Ho spent the summer in Paris trying to lock in the agreement, but the French government was purposely evasive, as it was conspiring to undermine Vietnamese independence. Ho was nevertheless well received in the French media. A French reporter who met him noted his “engaging manner and extraordinary gift for making contact,” which “at once brought a warm and direct exchange of views and gave a startlingly fresh ring to commonplace words.”  Ho returned to Vietnam in October and appealed to the Vietnamese people for patience. The French, however, showed their hand on November 22, 1946. Using a dispute over control of customs in Haiphong as a pretext, French warships bombarded the unprotected port city, killing at least 6,000 and wounding some 25,000. On December 19, Ho issued a call for “nationwide resistance”:
Joseph Lyne c1812-47 b London d SA m 1831 Rebecca Page 1811-96 arr 1836 > 6 daus.
Hannibal Lyne 1851-1940 b Meneage Cornwall d SA (of Hannibal Lugg Lyne, farmer m Mary Anne Thomas); of Lyne family of Mawgan, Cornwall. Hannibal arr SA after 1871, m 1880 Rosa Jane Cole 1859-1942 > George William Cole Lyne 1881-1956 m 1906 Millie Regina Moyle West 1880-1958 (> Queenie Anna Rosa Lyne 1907, Laura Mabel Mary Lyne 1912, George William Cole Lyne 1916), Nellie Mabel Lyne 1884-1953, Elsie Mary Lyne 1889-1963, Jessie Laura Lyne 1892-c1984, Hannibal Thomas Mitchell Lyne 1897 m Mai Elizabeth Puhlmann, Wilfred Tregevis Lyne 1903.

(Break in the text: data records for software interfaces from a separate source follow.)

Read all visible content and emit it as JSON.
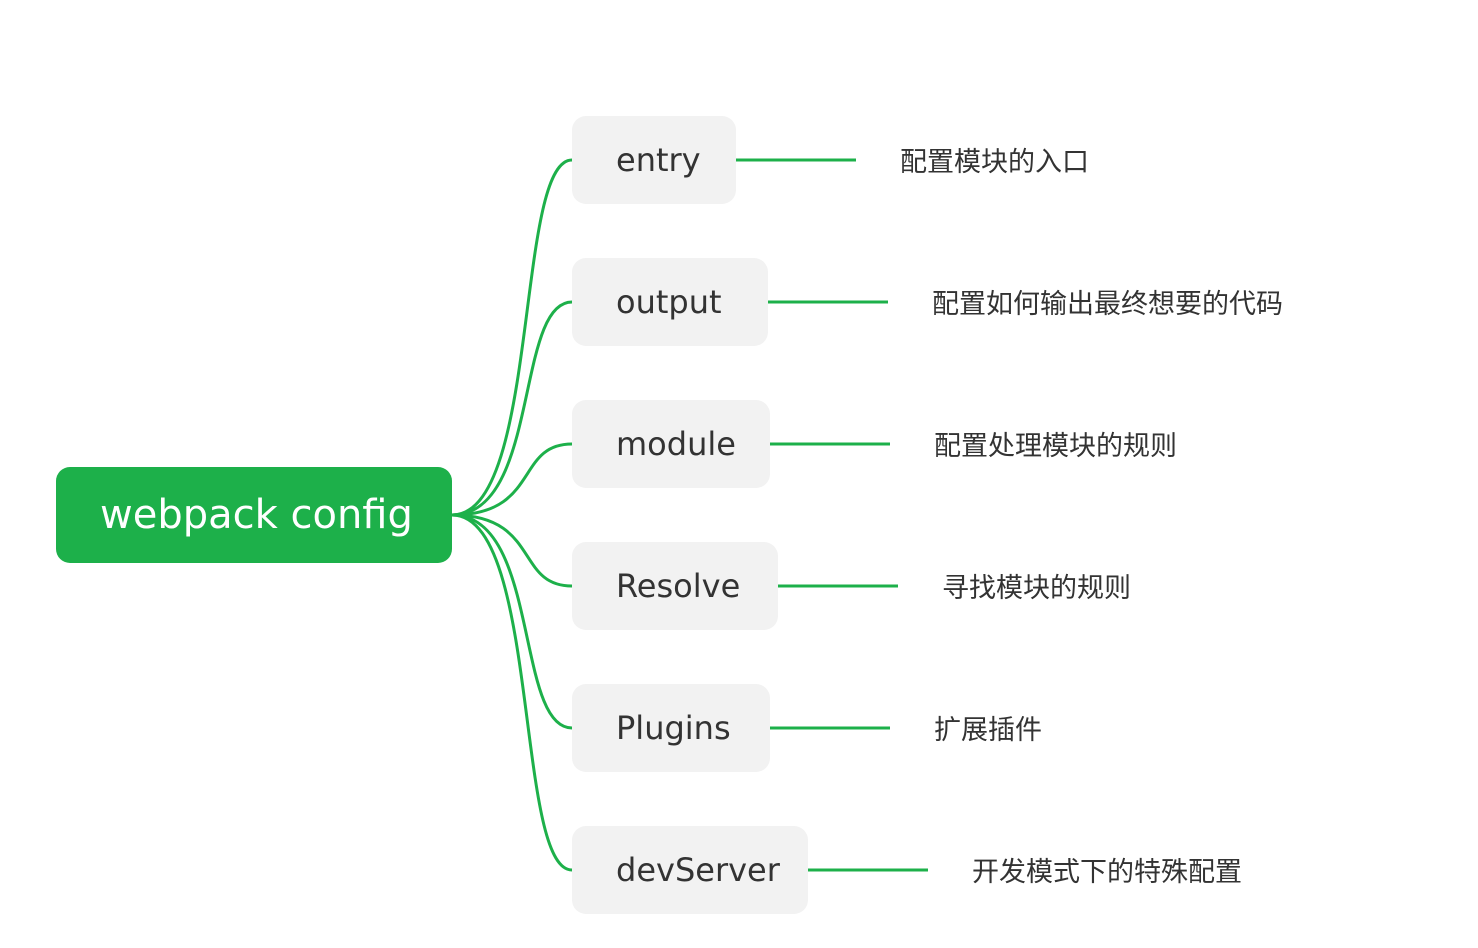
{
  "diagram": {
    "root": {
      "label": "webpack config"
    },
    "branches": [
      {
        "key": "entry",
        "label": "entry",
        "description": "配置模块的入口"
      },
      {
        "key": "output",
        "label": "output",
        "description": "配置如何输出最终想要的代码"
      },
      {
        "key": "module",
        "label": "module",
        "description": "配置处理模块的规则"
      },
      {
        "key": "resolve",
        "label": "Resolve",
        "description": "寻找模块的规则"
      },
      {
        "key": "plugins",
        "label": "Plugins",
        "description": "扩展插件"
      },
      {
        "key": "devserver",
        "label": "devServer",
        "description": "开发模式下的特殊配置"
      }
    ]
  },
  "colors": {
    "accent": "#1db04a",
    "node_background": "#f2f2f2",
    "text": "#333333",
    "root_text": "#ffffff"
  }
}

William Thomas Lyne , brother of Hannibal, m Cornwall 1883 Eleanor Elizabeth Bunt, arr SA by 1884 > William Thomas Leonard Lyne 1884, Jane Winifred Lyne 1886; by 1888 family returned to Cornwall.